Drink more rosé! Cheers!

From Vineyard to Bottle - Mathis 2015 Rosé de Grenache

by Peter Mathis on May 24, 2016

With the recent release of the 2015 Rosé de Grenache, we've been looking back over the 2015 harvest, crush and fermentation of the rosé. Here are the videos from last fall documenting these events, starting with harvest:

From harvest at Mathis Vineyard in the Sonoma Valley, the crew brings the grapes to the crushpad at Ravenswood approximately a half hour's drive away:

Once through the press, I watch the free run to determine when to make the press cut...

Once the cut is made the juice goes into a tank to begin fermenting.

How tannin affects color and taste in the rosé:

Fast forward several months and I'm tasting the rosé in my vineyard:

And here's a bit more on how I make the wine and the style I'm targeting:

2015 Rosé de Grenache is released!

by Peter Mathis on May 07, 2016

Had I mentioned my new rosé is now available? It is! I must humbly say it's the best I've ever made. And it was nice to have my personal assessment reinforced by the judges at the 2016 San Francisco Chronicle's Wine Competition by awarding it Best in Class this past January.

Here are a couple of videos I just produced on the rosé. I highly recommend it!


 Get it now before it gets too warm to ship without extra refrigeration!

The Flowers at the Mathis Vineyard

by Peter Mathis on April 06, 2016

Throughout the year several different plants and trees bloom in the vineyard. Most are along the periphery, while a few are blooming cover crop between vine rows. Take a look:

Paper Whites - a cheery January bloomer nestled in the rocks

Paper Whites - a cheery January bloomer nestled in the rocks

Manzanita - The trees on the vineyard periphery bloom in January

Manzanita - The trees on the vineyard periphery bloom in January

Baby Blue Eyes - wildflower blooming in March

Baby Blue Eyes - a March bloomer

Crimson Clover - is part of the cover crop between vine rows, blooming in late March

Crimson Clover - is part of the cover crop between vine rows, blooming in late March

Purple Russian Irises - These wildflowers bloom in late May, cousins to the large bearded iris which bloom in March

Purple Russian Irises - These wildflowers bloom in late May, cousins to the large bearded iris which bloom in March

Sweet Pea - These flowering vines bloom with the cover crop and are edible! They begin showing late March up through June

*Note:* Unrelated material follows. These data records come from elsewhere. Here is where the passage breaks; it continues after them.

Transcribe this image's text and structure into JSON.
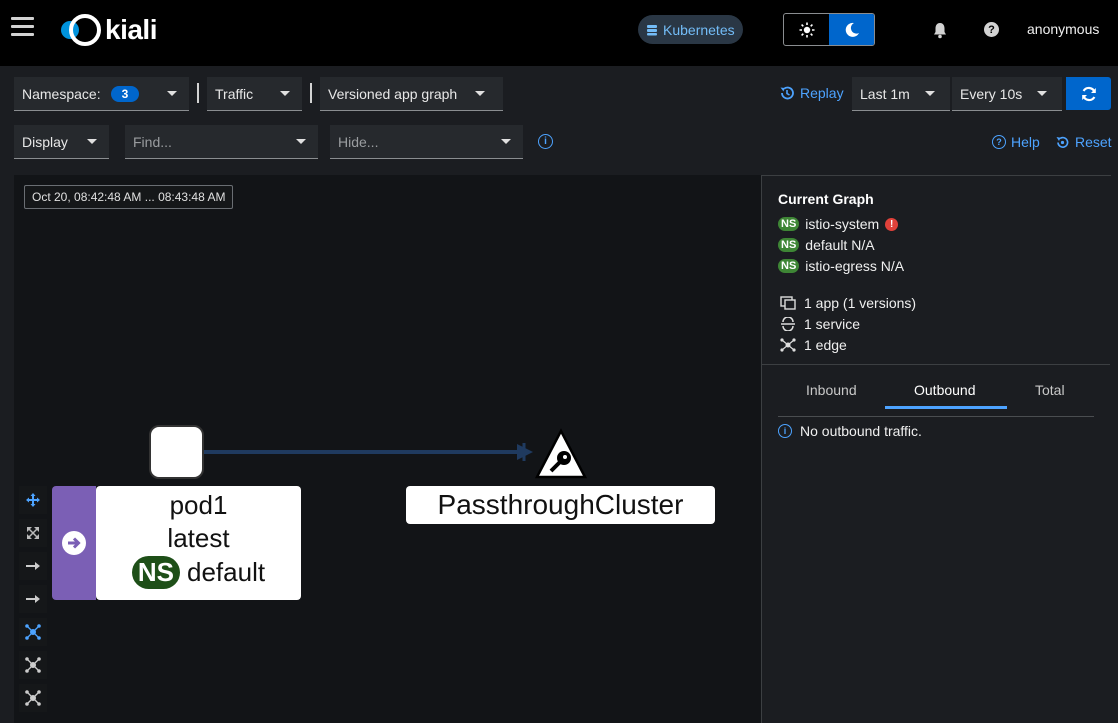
{
  "masthead": {
    "logo_text": "kiali",
    "cluster_label": "Kubernetes",
    "user": "anonymous",
    "colors": {
      "accent": "#0066cc",
      "logo_blue": "#0093dd"
    }
  },
  "toolbar": {
    "namespace_label": "Namespace:",
    "namespace_count": "3",
    "traffic_label": "Traffic",
    "graph_type_label": "Versioned app graph",
    "replay_label": "Replay",
    "duration_label": "Last 1m",
    "refresh_interval_label": "Every 10s",
    "display_label": "Display",
    "find_placeholder": "Find...",
    "hide_placeholder": "Hide...",
    "help_label": "Help",
    "reset_label": "Reset"
  },
  "graph": {
    "timestamp": "Oct 20, 08:42:48 AM ... 08:43:48 AM",
    "source_node": {
      "name": "pod1",
      "version": "latest",
      "ns_badge": "NS",
      "namespace": "default"
    },
    "target_node": {
      "name": "PassthroughCluster"
    }
  },
  "side_panel": {
    "title": "Current Graph",
    "namespaces": [
      {
        "badge": "NS",
        "name": "istio-system",
        "status": "!"
      },
      {
        "badge": "NS",
        "name": "default N/A"
      },
      {
        "badge": "NS",
        "name": "istio-egress N/A"
      }
    ],
    "stats": [
      {
        "icon": "app-icon",
        "text": "1 app (1 versions)"
      },
      {
        "icon": "service-icon",
        "text": "1 service"
      },
      {
        "icon": "topology-icon",
        "text": "1 edge"
      }
    ],
    "tabs": [
      "Inbound",
      "Outbound",
      "Total"
    ],
    "active_tab": "Outbound",
    "message": "No outbound traffic."
  }
}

 Sweet Pea - These flowering vines bloom with the cover crop and are edible! They begin showing late March up through June. (Those remaining standing in June are growing wild around the vineyard and not part of the cover crop.)